Promoting higher achievement for all students in a cost-efficient way poses fundamental challenges for the education system and will require significant changes in education finance. Among the finance options to be explored in this chapter are placing greater emphasis on the concept of educational adequacy; investing in the capacity of the system, particularly through improved professional development of teachers; changing incentives for teachers and other key participants to focus more on student achievement through new salary structures and accountability systems; and significant restructuring to give more authority over spending to schools and to parents. No single strategy or policy option is a panacea, all involve trade-offs of various types, and some of the strategies or individual options are likely to be most effective if combined with other strategies or policy options. Instead of laying out a blueprint for specific change, our aim in this chapter is to provide policy makers with information that will allow them to weigh the benefits and costs of each policy option.

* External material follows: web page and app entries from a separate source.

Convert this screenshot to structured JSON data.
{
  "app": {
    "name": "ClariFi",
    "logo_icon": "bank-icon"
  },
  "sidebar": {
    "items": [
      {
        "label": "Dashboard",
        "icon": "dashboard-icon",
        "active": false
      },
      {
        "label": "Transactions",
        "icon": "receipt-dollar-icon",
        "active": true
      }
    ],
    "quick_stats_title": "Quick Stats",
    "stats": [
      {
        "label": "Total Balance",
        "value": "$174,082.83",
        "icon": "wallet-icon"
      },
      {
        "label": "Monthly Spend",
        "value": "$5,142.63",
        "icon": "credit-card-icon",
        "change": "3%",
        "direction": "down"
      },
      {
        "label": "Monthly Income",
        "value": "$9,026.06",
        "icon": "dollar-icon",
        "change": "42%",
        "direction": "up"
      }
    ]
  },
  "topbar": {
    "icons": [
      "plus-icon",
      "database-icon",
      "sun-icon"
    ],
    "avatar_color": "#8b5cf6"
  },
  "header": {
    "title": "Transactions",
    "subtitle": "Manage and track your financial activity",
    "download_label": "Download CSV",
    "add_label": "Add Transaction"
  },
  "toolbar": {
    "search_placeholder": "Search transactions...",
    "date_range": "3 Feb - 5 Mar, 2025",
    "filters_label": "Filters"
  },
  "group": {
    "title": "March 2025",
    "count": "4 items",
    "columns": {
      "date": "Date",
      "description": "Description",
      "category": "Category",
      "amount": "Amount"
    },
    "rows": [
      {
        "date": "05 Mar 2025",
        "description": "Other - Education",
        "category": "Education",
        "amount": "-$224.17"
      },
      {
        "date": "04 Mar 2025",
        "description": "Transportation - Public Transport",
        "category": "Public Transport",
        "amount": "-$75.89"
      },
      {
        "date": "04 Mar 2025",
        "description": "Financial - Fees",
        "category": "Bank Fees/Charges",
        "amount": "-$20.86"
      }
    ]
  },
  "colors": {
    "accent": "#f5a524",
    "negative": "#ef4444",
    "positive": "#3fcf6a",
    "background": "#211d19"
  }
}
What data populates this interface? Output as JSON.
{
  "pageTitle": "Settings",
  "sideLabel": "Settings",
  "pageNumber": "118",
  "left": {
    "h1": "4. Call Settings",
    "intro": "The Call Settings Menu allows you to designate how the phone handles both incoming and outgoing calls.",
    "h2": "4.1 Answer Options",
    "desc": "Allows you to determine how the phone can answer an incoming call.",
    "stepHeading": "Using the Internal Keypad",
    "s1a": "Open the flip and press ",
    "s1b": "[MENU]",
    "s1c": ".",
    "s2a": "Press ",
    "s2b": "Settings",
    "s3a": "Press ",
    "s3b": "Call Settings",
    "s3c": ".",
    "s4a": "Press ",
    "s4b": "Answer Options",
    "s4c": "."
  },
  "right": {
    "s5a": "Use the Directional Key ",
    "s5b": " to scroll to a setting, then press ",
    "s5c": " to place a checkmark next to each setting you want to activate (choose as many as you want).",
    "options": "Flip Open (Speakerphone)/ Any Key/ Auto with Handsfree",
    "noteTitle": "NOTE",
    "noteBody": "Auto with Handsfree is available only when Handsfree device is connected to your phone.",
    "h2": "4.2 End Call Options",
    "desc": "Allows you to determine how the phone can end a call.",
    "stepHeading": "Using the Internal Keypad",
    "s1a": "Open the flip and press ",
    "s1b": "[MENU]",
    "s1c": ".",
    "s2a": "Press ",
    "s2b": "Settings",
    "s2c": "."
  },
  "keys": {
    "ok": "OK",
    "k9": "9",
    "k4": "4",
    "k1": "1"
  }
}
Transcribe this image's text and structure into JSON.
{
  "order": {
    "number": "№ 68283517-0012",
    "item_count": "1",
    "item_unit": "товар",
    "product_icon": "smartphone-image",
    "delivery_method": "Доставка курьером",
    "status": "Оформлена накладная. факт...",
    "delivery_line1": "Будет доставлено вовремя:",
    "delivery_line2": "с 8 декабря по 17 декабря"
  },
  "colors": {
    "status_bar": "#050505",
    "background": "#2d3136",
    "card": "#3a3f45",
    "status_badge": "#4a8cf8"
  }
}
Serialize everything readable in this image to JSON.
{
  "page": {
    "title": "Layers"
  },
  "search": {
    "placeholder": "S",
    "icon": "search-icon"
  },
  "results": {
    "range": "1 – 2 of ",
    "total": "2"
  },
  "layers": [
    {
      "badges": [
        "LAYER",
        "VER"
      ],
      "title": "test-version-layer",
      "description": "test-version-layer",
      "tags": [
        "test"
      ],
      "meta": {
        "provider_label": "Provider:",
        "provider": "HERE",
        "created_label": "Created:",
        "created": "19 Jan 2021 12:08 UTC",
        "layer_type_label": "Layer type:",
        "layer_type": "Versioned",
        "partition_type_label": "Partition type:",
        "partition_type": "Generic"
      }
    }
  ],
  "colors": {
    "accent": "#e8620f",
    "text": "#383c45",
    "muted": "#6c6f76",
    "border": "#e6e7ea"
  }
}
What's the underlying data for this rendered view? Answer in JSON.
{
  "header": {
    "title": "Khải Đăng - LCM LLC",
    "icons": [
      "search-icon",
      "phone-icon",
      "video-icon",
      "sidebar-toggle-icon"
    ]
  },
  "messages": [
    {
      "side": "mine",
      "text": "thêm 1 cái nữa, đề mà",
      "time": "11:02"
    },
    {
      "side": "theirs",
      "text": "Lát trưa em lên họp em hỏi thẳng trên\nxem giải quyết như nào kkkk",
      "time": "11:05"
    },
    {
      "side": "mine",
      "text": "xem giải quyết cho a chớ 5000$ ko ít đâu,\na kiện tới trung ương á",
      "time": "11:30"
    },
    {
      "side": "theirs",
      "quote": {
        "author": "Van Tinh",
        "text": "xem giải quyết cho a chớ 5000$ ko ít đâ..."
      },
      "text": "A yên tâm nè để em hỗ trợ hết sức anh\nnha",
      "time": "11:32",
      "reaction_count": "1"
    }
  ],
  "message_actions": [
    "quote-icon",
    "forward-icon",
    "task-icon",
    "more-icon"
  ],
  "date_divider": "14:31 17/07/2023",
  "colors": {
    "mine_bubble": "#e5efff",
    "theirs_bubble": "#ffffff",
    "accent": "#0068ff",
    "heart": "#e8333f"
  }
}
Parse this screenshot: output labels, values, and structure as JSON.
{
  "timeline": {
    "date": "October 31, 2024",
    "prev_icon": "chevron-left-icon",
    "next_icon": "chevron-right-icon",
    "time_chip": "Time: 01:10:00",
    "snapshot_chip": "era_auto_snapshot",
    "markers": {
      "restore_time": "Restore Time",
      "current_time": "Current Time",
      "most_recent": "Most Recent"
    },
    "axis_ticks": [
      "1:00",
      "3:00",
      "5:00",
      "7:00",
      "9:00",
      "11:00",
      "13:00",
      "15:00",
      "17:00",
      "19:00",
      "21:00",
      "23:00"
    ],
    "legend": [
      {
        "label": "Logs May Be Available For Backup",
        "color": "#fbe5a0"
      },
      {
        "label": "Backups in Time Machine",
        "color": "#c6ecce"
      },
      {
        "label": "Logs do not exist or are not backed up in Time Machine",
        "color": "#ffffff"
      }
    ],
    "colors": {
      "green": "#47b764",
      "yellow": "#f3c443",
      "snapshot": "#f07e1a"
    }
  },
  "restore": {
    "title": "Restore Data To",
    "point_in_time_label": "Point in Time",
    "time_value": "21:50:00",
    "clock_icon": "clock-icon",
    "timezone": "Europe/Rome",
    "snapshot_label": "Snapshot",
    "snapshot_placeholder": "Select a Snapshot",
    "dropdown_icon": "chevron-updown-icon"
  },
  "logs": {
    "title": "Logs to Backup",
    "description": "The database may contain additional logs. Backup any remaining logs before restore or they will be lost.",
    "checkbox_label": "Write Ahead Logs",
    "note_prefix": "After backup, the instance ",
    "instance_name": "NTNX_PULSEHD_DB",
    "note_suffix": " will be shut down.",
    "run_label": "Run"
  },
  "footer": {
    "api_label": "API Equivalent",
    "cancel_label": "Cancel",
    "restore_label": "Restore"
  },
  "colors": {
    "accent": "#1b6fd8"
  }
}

As applied in school finance court cases for the past 30 years, equity concerns typically apply to the distribution of funding across districts. Equity defined in this way—but extended to the patterns of funding across schools and across states—continues to be an important concern that we address further in connection with goal 3, raising revenues fairly and efficiently. However, a con-